LP0108. THE CRADLE WILL ROCK (Marc Blitzstein) The 1964 Revival Cast, w.Gershon Kingsley (Pf.); Jerry Orbach, Laurie Peters, Nancy Andrews, Joseph Bova, Ben Bryant, Hal Buckley, Gordon Clarke, Karen Cleary, Clifford David, Dean Dittman, Rita Gardner, Micki Grant, Nichols Grimes, Peter Meersman, Ted Scott, Wayne Tucker, Chris Warfield. 2-MGM black label Stereo SE 4289-2, Gatefold Edition, Reissue of original MGM album.
“When Marc Blitzstein’ came into the room the lights got brighter. He was an engine, a rocket, directed in one direction which was his opera [THE CRADLE WILL ROCK] – which he almost believed had only to be performed to start the Revolution’.
The idea of THE CRADLE WILL ROCK had been suggested to Blitzstein by Bertolt Brecht, and the notorious circumstances of the work’s premičre made Blitzstein’s name famous across the nation. Set in Steeltown, USA, CRADLE is an allegory of corporate greed and corruption. The production was originally subsidized by the Federal Theatre Project, but at the last moment armed government agents surrounded New York’s Maxine Elliott Theatre, padlocked the doors, and impounded the costumes, scenery and props – even the leading man’s toupee. The ostensible reason for the shutdown was budget cuts, but it was almost universally believed that whoever was signing the checks objected to the left-leaning slant of the material. Without missing a beat, director Orson Welles, producer John Houseman, and Blitzstein rented a piano and the much larger Venice Theatre. Cast and audience marched through the streets from one theatre to the other, gathering more audience members (for free) along the way. Blitzstein narrated the entire piece from the piano, while cast members spoke and sang their parts from seats in the house, as they were not allowed by Equity rules to perform on stage. It was reported – by Archibald MacLeish, for one, who was there – to be one of the most moving theatrical experiences in memory.

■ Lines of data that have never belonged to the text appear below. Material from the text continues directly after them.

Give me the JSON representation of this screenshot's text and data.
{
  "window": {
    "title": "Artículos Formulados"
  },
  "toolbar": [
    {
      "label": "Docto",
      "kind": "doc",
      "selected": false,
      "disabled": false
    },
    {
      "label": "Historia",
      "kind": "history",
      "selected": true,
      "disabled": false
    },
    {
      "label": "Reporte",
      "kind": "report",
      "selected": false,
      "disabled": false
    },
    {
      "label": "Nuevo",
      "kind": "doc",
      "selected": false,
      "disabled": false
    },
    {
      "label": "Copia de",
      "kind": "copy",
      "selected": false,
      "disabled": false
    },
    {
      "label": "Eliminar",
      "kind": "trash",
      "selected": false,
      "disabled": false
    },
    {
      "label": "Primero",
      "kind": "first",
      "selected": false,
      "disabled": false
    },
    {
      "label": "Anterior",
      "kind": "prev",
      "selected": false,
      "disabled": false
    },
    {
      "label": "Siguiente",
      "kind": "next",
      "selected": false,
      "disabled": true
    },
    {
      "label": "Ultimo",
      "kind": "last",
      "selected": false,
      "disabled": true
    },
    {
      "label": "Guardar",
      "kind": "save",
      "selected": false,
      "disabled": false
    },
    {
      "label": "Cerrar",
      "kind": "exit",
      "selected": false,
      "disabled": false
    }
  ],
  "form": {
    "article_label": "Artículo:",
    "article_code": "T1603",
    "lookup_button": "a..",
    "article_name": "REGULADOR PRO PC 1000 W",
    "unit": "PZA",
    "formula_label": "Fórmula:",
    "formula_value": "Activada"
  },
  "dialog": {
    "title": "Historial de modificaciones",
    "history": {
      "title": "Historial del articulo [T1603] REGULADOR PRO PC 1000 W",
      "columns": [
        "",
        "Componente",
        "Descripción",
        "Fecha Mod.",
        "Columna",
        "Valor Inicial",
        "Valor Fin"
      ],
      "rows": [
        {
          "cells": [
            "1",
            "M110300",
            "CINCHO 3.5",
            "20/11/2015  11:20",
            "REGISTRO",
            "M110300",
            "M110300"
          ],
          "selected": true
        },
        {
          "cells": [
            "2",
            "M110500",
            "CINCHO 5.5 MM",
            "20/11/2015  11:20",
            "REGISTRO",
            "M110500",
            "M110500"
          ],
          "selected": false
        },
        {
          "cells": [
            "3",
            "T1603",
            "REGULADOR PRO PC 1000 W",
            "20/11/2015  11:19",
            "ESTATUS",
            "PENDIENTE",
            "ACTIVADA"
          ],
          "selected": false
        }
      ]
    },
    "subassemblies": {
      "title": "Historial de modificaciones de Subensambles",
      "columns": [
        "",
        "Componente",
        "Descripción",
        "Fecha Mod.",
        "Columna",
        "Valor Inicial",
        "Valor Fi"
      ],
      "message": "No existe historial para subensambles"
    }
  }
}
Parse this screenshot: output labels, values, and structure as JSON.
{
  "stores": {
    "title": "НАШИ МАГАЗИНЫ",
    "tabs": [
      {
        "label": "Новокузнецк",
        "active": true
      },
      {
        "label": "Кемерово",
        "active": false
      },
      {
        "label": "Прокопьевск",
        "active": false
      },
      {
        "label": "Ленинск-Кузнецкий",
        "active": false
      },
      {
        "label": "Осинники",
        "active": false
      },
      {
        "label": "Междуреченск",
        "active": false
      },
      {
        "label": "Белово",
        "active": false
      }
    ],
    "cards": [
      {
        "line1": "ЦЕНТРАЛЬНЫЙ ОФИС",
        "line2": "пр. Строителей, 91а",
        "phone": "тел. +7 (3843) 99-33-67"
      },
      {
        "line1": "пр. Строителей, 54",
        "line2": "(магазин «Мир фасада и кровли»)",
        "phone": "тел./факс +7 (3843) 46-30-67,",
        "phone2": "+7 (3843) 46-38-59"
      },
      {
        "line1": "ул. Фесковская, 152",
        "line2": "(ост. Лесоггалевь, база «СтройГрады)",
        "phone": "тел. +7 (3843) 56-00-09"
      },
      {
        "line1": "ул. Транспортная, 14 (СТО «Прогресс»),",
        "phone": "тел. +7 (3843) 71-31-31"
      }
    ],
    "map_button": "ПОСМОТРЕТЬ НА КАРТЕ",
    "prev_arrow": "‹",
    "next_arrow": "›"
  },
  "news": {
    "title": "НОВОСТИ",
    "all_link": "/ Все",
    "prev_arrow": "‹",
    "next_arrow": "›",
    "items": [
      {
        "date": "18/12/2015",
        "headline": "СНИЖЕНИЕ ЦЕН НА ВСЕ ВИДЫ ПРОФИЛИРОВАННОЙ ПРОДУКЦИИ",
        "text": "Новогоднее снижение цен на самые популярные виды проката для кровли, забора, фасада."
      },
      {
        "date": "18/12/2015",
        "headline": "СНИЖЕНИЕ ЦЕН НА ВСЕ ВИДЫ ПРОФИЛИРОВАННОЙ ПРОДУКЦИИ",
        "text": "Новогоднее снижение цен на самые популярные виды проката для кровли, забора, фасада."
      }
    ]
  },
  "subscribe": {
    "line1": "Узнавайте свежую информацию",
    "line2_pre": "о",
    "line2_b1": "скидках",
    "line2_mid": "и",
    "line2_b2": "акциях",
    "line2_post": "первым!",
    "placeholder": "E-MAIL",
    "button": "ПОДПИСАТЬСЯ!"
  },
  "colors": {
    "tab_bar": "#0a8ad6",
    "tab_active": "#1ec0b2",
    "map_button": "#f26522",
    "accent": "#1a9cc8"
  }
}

Welles and Houseman, prompted by their triumph, went on to form The Mercury Theatre Company. Under these new auspices, the production reopened at the Windsor Theatre in January 1938 and played a total of 108 performances. Soon after its Broadway run, students at Harvard, led by young Leonard Bernstein at the piano, staged their own production, and from that first encounter Blitzstein and Bernstein formed a friendship of tremendous musical and personal importance to them both. Blitzstein turned out two more political works, a radio play dedicated to Welles - I’VE GOT THE TUNE (1937) and a quasi-opera, NO FOR AN ANSWER (1941) – before joining the Army Air Force for the duration of World War II.”
- LEC, Masterworks Broadway